So, where are we now? We’ve got structures for the legal and financial stuff, although there’s always endlessly more of those to put in place. We’ve got artwork, character drawings, wonderful support from major artists who will allow us to use their work and images. We have that screenplay—finally down to the size it needs to be! We have a letter of interest from Olympia Dukakis, who is my dream choice to play Maya, the old woman/storyteller. Within the next couple of weeks, we’ll have our website up and already our Facebook Page is up. Please check it out and Like it if you can!
We’re just about to take that big leap, from the The Fifth Sacred Thing movie project being my Secret Dream to becoming a Big, Public Dream. Really scary—on so many levels. But as we say, “Where there’s fear, there’s power.” And it’s so, so exciting!
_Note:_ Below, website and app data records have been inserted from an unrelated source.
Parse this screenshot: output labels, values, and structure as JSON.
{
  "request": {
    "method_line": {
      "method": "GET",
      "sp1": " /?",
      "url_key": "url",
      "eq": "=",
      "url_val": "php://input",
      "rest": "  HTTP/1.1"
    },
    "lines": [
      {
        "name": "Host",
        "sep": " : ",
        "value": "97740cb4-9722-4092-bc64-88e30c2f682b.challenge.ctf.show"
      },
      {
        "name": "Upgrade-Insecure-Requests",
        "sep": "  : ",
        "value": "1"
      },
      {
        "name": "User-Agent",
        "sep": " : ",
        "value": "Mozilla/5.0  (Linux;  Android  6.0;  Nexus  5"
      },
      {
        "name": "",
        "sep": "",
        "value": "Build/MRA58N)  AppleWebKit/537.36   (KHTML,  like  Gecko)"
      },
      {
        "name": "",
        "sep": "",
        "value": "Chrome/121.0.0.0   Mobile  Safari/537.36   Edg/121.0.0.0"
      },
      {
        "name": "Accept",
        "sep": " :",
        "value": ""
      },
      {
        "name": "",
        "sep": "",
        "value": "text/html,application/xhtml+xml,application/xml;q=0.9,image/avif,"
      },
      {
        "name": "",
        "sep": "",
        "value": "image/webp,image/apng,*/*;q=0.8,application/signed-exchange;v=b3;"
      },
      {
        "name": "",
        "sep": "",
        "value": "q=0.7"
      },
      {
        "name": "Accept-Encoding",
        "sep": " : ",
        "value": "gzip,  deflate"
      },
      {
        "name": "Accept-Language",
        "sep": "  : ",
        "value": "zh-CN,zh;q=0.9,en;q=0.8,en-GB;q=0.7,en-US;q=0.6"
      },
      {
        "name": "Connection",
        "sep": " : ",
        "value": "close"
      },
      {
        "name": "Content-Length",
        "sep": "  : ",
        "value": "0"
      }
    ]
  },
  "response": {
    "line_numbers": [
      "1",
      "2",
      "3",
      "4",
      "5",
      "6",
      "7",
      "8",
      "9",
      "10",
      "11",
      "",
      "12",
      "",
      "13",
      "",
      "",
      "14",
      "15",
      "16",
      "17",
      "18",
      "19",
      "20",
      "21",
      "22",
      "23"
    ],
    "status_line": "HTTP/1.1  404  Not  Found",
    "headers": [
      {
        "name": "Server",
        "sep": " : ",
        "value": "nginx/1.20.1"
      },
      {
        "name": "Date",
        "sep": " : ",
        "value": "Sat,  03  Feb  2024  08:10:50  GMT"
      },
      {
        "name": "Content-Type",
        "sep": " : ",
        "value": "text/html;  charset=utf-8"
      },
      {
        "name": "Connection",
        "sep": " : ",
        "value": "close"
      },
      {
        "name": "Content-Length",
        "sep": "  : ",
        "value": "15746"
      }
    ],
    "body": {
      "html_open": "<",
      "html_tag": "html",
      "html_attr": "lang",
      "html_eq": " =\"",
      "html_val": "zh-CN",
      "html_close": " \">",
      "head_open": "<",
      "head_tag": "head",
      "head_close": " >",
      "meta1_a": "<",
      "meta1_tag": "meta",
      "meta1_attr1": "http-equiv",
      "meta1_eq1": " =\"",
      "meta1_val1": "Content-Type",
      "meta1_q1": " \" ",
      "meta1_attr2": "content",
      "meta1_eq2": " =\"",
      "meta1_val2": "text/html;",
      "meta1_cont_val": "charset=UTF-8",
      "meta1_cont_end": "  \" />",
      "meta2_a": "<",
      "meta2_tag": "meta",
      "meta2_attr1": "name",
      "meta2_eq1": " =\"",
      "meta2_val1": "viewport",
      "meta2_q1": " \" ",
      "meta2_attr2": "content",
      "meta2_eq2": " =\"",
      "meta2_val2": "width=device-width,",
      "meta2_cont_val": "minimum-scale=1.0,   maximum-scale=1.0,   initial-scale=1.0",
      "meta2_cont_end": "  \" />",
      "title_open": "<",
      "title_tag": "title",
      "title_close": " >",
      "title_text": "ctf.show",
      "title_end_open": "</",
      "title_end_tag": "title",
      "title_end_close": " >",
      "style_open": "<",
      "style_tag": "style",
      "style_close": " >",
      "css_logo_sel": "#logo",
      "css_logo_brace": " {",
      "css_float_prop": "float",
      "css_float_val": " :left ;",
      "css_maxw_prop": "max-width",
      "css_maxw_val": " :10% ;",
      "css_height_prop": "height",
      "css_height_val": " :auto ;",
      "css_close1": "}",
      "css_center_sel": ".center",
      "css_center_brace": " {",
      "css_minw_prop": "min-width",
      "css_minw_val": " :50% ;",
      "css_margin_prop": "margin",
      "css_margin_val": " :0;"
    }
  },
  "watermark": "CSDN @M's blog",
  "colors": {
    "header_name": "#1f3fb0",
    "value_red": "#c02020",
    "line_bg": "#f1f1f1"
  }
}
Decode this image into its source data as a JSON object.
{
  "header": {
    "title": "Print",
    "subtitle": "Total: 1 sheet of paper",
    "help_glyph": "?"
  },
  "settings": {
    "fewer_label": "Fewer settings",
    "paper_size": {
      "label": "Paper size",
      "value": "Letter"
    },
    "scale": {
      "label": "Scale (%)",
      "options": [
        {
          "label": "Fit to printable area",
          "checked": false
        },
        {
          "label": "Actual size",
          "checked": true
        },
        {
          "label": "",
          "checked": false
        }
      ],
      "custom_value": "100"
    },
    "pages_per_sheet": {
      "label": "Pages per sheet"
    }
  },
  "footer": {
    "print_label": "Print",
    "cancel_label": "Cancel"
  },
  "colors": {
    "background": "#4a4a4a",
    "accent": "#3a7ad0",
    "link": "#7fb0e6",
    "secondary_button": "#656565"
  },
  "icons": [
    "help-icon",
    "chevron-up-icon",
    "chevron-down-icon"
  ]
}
What we don’t have—yet—the major financing. But—we have a plan! To get together the full packet of legal and creative stuff that will allow us to go after the financing, we need seed money. So we’re going to start with a Kickstarter campaign—there will be updates here, on our Facebook page, and you can also go onto my website and sign onto my mailing list. Kickstarter is a website for crowd-funding creative projects. If we can raise at least $50,000, and hopefully more, on Kickstarter, that will get us a big step forward toward pulling together all the pieces we need to go after bigger funding. And equally important, it will show potential investors that there is big support and interest out there for this project. The more we can put together, the more likely we can attract financing from people who will be excited by our vision, and who will want to support it and augment it. (As opposed to what usually happens, where the financial people want to control the vision and generally change it.)
I feel so much responsibility to everyone who loves the book. It’s terrifying to think that we might disappoint people. We could fail to make the movie—most movie projects are stillborn before they ever get made. We could make a lousy movie! But I so strongly believe that the world needs a positive vision of the future right now. I can’t think of any movie that projects a positive vision of a future here on earth. How can we create it if we can’t envision it? A friend confessed to me the other day that she and everyone she knows thinks it’s already too late, that we’re past the point of no return. I don’t believe that. I believe that the earth is resilient and creative—and we are agents of that creative force called to reinvent our way of life right now. If we can give people some hope, some direction and some inspiration, it seems worth all the risks and the work!
Besides, I so want to see those Four Old Women tear up the streets!
You can order the book, and the prequel Walking to Mercury, on my website: